EXERCISE INPUT section start

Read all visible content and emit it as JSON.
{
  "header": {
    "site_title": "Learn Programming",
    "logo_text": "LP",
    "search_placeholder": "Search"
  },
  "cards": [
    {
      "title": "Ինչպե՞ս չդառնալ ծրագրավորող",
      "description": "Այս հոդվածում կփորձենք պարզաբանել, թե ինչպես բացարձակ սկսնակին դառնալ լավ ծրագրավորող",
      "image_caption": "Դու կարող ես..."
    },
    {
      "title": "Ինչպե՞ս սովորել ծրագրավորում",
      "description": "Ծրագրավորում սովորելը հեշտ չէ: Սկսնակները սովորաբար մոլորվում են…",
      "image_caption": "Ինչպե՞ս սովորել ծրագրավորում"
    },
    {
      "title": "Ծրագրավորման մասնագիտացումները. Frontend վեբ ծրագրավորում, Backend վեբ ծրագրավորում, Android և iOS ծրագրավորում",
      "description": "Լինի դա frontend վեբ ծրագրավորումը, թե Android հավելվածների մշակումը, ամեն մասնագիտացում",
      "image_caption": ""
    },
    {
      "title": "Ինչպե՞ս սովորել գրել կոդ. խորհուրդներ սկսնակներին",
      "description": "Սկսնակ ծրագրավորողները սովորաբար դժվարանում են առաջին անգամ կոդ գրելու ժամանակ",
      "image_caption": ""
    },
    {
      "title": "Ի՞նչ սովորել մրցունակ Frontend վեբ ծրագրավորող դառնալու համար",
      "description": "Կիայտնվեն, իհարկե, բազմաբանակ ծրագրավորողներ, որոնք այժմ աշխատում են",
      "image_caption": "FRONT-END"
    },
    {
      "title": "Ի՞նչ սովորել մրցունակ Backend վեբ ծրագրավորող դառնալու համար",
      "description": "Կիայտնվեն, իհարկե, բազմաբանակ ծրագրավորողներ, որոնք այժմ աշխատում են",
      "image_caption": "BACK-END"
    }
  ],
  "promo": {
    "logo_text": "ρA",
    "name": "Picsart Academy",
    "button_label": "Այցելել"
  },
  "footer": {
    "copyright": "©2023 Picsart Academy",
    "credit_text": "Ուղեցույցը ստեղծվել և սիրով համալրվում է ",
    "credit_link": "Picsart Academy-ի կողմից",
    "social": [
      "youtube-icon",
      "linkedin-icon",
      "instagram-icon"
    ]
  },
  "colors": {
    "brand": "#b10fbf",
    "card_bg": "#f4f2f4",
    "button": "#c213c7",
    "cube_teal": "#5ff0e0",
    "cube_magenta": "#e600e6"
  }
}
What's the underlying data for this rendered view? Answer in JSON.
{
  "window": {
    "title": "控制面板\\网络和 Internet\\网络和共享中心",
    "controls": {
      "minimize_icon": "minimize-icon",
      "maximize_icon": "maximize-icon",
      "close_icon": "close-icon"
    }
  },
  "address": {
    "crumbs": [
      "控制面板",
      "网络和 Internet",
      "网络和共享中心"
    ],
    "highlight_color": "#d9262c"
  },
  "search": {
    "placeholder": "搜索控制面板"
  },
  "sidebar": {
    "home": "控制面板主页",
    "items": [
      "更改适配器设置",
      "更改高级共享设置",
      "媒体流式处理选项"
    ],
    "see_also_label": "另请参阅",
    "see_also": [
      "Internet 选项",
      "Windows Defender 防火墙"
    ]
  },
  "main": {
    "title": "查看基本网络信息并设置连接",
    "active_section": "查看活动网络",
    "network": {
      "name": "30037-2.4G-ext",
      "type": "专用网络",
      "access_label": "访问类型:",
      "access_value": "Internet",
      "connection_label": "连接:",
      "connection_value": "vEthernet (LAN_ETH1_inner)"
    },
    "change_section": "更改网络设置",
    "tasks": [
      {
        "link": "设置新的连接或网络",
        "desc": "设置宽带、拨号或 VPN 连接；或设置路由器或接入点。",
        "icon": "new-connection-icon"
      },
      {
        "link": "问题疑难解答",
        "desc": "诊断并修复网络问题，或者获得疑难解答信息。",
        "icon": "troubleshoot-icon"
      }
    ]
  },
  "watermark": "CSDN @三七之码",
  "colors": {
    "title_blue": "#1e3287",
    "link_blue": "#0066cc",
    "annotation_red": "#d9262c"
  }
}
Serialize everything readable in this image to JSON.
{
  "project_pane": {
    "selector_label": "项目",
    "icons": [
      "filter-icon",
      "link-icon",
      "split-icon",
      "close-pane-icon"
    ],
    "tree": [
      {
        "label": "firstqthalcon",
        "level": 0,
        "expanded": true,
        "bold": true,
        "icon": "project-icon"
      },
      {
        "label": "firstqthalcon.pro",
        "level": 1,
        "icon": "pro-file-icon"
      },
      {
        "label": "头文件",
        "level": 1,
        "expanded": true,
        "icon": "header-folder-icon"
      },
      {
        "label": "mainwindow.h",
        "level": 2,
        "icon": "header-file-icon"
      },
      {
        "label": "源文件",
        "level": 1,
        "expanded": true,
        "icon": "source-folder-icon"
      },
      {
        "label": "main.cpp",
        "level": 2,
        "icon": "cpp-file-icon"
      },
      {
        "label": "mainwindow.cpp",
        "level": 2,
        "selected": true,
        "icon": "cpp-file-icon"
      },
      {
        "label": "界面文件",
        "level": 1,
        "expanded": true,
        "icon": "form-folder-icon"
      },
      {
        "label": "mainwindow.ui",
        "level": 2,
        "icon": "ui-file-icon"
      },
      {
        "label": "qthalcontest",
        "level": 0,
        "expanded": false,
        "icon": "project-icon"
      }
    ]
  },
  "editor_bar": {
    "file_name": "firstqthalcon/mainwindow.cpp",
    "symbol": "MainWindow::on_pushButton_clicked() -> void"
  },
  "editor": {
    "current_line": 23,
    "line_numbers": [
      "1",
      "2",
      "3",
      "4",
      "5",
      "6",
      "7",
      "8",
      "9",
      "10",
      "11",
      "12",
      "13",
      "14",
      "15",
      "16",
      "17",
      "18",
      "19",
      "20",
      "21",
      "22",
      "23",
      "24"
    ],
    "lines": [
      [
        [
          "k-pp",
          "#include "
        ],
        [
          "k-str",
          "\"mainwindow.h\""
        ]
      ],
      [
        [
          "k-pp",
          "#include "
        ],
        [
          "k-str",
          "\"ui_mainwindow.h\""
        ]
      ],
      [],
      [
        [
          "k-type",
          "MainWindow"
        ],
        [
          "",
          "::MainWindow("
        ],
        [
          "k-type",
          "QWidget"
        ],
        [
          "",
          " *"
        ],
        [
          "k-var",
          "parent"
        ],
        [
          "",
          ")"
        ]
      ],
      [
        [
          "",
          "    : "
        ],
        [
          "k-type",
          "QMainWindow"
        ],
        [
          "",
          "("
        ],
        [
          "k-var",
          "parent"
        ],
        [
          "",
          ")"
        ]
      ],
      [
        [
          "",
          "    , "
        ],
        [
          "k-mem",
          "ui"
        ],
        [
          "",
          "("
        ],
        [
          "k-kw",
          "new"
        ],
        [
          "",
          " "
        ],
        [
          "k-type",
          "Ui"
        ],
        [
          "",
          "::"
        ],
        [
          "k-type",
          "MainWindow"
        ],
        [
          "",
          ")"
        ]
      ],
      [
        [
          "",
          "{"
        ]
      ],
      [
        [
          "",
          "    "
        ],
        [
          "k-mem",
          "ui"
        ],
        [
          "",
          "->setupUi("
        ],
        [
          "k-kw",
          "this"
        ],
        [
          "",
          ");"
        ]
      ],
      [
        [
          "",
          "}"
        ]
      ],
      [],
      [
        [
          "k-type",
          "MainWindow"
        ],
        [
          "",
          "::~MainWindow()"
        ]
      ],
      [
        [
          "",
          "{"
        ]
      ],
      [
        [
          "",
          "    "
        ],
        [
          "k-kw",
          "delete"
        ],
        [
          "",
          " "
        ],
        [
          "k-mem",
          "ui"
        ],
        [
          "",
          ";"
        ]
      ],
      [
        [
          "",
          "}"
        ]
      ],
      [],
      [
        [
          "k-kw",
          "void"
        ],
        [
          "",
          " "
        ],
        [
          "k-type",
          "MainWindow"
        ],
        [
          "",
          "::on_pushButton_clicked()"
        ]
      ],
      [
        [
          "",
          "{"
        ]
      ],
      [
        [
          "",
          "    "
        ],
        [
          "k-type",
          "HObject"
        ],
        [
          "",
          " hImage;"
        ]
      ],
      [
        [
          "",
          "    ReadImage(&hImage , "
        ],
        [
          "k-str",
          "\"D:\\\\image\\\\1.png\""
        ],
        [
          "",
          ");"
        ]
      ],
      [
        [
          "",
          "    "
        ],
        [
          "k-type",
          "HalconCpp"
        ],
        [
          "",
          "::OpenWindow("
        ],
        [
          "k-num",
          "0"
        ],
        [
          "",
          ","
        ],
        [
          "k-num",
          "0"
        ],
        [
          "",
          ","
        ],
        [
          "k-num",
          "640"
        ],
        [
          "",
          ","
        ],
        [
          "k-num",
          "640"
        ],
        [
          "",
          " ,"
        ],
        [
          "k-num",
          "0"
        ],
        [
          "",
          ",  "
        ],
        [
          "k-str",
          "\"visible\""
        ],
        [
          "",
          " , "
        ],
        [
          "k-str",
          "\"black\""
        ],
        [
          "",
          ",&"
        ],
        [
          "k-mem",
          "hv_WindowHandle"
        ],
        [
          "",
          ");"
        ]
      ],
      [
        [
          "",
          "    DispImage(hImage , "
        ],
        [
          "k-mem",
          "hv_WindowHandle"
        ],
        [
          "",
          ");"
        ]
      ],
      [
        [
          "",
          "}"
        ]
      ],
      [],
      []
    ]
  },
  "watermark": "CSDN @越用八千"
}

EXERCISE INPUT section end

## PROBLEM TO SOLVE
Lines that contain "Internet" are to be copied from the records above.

## SOLVED PROBLEM
    "title": "控制面板\\网络和 Internet\\网络和共享中心",
      "网络和 Internet",
      "Internet 选项",
      "access_value": "Internet",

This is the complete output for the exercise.